Stella Art Foundation presents on its premises in Skaryatinsky pereulok two installations by Ivan Chuikov, a classic of Russian conceptualist art, from its own collection. The scientific-poetical combinatorics of their titles points at the dual purpose of his works: to act as an object of art and its explanation, a literary text and a comment on it at once.
The “Theory of Reflection 1” (1978-92) easily turns material objects into forms of thinking, the physical reflection into the reflexive thought. An absolutely classical still-life (a bottle — a wineglass — an apple) by methodically repeating themselves on both sides of the frameworks, goes through an almost metaphysical series of its reflections and transformations: from non-existence to existence, from decidedly pictorial/photographic to ideal and eidetic. The question of which of the reflections and representations is more true and beautiful (which is closely associated with the eternal themes of beauty and justice, of the mimesis and the realism in art and the very origins of the latter) is pointedly left out: the different versions of answers are equaled by putting them into one and the same row of the elements of installation. By exploring the relationships of the universes found on both sides of glass-canvas-mirror-framework, Chuikov draws in his own way the borderlines between the work of art and the world, the artist and the spectator, implying that this theme can’t be exhausted once and for all.

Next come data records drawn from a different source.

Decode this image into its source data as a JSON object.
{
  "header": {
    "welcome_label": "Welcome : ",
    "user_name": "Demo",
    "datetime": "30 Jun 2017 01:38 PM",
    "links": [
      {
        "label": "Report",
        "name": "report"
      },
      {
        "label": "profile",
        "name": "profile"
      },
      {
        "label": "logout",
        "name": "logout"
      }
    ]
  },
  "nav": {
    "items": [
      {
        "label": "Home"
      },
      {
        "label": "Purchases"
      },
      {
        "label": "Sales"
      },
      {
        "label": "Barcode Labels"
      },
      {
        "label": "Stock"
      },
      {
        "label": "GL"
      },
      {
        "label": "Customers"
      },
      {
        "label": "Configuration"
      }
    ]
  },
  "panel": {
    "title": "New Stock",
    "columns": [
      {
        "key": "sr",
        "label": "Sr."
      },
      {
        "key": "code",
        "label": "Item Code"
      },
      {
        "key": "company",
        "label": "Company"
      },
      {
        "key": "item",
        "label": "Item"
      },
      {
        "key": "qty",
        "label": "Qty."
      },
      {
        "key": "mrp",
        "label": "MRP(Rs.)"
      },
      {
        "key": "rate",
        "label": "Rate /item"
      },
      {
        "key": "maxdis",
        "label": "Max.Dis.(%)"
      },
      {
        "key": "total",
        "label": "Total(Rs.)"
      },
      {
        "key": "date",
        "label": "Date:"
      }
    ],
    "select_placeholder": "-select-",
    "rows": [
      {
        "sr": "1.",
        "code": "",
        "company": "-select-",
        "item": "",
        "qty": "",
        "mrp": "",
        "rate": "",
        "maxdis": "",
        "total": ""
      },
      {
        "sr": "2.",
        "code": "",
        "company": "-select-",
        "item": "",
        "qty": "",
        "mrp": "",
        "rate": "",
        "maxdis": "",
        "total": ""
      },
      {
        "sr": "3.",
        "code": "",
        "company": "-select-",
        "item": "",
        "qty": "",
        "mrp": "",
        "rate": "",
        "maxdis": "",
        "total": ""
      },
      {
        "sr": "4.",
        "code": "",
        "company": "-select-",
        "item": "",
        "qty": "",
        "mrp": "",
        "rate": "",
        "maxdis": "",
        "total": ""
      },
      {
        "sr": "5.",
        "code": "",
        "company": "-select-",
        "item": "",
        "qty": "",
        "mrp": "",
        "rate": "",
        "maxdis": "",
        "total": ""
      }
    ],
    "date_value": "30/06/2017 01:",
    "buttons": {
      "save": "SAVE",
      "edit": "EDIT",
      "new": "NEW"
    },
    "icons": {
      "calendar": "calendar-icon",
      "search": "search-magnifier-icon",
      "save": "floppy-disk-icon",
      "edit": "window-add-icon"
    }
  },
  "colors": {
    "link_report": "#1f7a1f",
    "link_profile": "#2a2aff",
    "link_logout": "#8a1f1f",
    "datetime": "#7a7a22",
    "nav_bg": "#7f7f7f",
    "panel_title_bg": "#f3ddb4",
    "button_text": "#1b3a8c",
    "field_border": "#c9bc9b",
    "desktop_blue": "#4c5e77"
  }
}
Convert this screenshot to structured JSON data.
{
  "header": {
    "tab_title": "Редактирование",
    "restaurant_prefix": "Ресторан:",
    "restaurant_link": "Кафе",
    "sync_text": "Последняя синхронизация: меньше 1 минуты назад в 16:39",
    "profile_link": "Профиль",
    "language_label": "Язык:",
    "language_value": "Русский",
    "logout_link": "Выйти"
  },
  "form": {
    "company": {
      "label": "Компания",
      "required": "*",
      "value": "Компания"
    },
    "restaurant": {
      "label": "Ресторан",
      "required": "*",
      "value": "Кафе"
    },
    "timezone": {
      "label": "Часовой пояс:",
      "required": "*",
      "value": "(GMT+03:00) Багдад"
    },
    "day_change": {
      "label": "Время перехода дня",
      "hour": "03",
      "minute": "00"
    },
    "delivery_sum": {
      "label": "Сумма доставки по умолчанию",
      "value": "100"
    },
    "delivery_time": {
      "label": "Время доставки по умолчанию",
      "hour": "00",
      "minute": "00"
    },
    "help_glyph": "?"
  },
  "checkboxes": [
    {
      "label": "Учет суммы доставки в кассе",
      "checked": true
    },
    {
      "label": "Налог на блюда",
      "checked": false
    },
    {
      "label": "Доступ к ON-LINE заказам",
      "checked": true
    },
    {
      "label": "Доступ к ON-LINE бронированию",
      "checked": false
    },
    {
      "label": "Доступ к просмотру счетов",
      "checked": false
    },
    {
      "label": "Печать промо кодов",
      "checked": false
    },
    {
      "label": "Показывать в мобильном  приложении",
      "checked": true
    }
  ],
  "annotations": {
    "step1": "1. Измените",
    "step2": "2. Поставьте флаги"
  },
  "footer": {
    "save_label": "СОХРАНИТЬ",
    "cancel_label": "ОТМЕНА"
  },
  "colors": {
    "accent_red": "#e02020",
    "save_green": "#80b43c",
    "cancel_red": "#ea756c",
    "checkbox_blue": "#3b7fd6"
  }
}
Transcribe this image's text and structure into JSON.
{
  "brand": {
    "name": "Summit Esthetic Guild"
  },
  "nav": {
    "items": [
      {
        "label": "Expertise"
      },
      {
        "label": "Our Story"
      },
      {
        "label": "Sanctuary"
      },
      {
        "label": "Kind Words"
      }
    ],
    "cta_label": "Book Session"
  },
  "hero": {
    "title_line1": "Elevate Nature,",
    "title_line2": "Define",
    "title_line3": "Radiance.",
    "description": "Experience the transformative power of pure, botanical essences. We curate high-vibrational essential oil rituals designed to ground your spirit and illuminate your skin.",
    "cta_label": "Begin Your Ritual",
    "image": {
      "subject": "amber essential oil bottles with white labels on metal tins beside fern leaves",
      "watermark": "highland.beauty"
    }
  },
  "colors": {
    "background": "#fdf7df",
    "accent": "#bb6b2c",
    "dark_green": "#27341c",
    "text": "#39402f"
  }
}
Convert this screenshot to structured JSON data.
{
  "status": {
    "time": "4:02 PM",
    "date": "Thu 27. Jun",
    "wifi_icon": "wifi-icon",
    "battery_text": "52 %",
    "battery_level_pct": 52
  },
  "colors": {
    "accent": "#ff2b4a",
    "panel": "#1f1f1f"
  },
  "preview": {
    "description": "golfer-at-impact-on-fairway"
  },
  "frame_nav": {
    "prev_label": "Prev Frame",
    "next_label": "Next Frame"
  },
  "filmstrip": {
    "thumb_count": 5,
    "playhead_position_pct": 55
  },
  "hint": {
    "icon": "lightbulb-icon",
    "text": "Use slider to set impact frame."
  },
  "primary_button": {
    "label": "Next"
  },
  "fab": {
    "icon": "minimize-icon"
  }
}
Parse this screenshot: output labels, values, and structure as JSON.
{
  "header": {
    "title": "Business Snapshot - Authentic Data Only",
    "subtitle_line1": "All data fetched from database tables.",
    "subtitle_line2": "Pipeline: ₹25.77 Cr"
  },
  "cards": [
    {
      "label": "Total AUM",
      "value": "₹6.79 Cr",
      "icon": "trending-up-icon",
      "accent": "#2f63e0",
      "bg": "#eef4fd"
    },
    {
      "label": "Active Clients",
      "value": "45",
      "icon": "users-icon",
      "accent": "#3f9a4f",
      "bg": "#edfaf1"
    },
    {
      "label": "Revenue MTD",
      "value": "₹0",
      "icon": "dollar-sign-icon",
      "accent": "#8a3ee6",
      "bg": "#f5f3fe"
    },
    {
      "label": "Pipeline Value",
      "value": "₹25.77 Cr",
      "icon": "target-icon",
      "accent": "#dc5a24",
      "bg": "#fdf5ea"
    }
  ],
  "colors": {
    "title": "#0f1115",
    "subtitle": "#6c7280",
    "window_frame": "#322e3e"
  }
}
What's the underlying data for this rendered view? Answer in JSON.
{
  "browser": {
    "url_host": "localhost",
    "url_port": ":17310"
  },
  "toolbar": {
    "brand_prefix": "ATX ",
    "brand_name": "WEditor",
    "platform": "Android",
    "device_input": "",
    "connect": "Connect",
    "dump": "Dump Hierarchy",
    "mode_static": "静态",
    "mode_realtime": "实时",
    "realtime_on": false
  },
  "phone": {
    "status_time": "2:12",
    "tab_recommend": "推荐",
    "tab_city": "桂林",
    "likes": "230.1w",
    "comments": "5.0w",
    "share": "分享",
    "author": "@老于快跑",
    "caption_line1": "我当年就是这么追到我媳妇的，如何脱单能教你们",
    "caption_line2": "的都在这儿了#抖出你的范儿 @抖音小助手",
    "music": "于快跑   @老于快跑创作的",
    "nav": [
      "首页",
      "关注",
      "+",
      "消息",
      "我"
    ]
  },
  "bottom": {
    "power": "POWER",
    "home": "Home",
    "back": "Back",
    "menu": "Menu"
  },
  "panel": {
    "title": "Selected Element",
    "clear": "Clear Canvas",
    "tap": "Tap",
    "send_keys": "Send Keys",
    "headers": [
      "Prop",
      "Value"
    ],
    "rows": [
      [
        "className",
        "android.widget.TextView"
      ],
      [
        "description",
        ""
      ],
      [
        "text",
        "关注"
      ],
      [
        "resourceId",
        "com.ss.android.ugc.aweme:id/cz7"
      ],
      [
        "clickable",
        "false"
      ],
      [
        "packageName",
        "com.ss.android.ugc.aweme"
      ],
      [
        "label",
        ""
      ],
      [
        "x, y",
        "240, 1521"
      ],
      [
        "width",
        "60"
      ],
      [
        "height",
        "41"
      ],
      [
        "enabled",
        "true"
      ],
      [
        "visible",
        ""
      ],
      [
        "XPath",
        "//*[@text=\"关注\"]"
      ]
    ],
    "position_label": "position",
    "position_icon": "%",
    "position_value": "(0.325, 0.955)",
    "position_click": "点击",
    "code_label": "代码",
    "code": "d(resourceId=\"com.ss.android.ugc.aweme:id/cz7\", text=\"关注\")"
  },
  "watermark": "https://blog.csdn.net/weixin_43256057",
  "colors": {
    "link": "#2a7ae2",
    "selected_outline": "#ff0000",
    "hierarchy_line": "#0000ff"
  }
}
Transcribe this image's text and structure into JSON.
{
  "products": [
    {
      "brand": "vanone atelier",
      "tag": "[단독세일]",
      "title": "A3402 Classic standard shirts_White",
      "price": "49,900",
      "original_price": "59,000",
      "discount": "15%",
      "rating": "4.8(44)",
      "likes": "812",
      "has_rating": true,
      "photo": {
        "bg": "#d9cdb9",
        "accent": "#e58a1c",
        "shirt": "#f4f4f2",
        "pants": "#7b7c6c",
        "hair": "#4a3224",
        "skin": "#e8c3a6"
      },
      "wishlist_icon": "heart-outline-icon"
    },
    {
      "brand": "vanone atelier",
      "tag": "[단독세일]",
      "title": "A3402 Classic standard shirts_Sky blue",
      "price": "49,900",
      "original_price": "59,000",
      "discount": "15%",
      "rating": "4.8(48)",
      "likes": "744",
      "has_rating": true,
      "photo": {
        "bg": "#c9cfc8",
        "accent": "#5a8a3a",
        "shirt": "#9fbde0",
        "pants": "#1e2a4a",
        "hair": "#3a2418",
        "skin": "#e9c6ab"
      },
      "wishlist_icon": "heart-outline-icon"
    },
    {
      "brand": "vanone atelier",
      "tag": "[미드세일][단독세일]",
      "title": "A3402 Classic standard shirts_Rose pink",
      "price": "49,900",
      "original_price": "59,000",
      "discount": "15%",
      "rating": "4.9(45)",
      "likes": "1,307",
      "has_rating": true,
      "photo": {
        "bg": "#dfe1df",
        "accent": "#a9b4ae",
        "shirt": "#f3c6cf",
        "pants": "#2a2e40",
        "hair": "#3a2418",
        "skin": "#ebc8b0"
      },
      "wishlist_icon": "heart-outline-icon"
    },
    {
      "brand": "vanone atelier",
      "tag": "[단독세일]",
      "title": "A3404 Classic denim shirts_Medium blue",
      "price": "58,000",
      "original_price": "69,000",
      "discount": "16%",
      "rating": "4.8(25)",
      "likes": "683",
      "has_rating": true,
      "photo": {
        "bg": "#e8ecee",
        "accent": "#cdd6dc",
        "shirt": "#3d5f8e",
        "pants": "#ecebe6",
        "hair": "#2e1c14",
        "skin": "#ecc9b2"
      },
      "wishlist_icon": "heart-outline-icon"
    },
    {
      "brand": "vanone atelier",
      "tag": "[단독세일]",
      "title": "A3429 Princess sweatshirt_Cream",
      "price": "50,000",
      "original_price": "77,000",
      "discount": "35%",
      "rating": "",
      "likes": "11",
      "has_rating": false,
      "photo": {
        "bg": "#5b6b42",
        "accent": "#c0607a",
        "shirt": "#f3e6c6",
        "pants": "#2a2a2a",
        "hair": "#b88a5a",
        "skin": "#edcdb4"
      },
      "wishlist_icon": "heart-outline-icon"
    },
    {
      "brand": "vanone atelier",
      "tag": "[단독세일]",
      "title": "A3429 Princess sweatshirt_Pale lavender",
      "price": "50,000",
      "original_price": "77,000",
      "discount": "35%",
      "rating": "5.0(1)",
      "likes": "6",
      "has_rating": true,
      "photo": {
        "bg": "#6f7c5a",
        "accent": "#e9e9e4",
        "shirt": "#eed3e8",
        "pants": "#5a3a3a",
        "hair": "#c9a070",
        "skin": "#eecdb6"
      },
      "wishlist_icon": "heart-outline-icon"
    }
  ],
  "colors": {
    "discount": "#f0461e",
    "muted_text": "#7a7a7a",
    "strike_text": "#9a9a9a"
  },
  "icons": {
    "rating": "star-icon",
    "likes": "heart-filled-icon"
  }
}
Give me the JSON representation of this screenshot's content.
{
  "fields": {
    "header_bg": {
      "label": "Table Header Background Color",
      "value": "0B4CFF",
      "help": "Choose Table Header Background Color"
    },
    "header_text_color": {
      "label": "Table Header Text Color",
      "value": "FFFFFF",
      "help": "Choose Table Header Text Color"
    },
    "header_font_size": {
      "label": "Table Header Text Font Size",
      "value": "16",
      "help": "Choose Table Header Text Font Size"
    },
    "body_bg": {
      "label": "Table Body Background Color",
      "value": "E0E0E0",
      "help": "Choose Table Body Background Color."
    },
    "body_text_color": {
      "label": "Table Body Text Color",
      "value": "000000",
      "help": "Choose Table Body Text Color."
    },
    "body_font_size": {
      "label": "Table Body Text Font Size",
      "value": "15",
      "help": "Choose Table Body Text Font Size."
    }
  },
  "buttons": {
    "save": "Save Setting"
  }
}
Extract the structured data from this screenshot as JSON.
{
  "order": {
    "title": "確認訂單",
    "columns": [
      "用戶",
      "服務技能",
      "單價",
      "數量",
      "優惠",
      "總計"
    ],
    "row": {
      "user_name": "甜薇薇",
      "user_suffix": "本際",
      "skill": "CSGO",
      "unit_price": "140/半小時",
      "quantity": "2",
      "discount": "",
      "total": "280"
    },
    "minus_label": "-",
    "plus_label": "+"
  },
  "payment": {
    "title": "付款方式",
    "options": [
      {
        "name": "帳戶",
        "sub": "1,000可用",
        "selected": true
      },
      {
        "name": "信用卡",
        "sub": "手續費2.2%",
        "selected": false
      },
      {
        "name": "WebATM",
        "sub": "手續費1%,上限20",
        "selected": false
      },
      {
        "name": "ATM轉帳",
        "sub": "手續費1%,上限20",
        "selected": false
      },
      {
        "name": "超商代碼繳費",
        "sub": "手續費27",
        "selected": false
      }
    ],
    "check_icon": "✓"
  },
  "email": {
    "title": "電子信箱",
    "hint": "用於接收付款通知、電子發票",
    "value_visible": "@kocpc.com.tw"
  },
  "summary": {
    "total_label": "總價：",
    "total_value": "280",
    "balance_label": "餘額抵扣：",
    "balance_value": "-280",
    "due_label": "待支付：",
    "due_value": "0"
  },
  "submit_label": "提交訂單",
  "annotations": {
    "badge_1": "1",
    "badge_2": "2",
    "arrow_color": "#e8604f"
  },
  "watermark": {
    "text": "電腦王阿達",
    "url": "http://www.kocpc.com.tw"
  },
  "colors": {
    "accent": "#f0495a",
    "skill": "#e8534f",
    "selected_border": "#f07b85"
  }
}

The “Analytical Tree” (1994) is assembled from his works acting as elements. They are diligently numbered and joined together by lines into a universally comprehensible scheme. In the middle of the installation there is a picturesque reproduction of a commonplace Soviet postcard with a landscape in a frame composed of cheerful flowers. In the surrounding figures this trite image falls apart with great effect into impressionistic fragments of branches, a pop-art-style collage made of an enormous flower, a postal stamp and a blurring gravel path, an expressionistic abstraction, flickering of Lichtenstein dots, Rothko’s remakes and Twombly’s flourishes... Fragments of the central (complete) image are scaled. His penetrating gaze successively zooms in units of visual writing, invades the outline of the everyday life, transforming it into an extreme formal expression. The movement from the centre of the installation to its edges takes to pieces with analytical ruthlessness the postcard-like myth of the Soviet prosperity by eventually leaving us with nothing but meaningless fragments. On the other hand, the reverse movement towards the centre generates a small miracle: chaotic contradictions, logically and yet every time quite unexpectedly, give birth to a small piece of the Soviet Paradise. The postcard-like dream and the stark visibility of its embodiments and disembodiments exist at the same time. The artist brings them to the spectators in an intentionally consistent way as an object of their free choice.
While appealing the the public and calling for its attention and understanding, Chuikov’s installations nevertheless remain hermetic — this is where the art is engaged in a dialogue with and within itself. The particular correlates with the general, works of art with laws, according to which they are created and exist, the laws they ignore or challenge. What first appeared as a riddle gradually evolves into a fascinating game whose rules become ever more clear, only to close on itself again. The door from the physical world into the realm of the ideal is opened a little, but one still can’t enter it.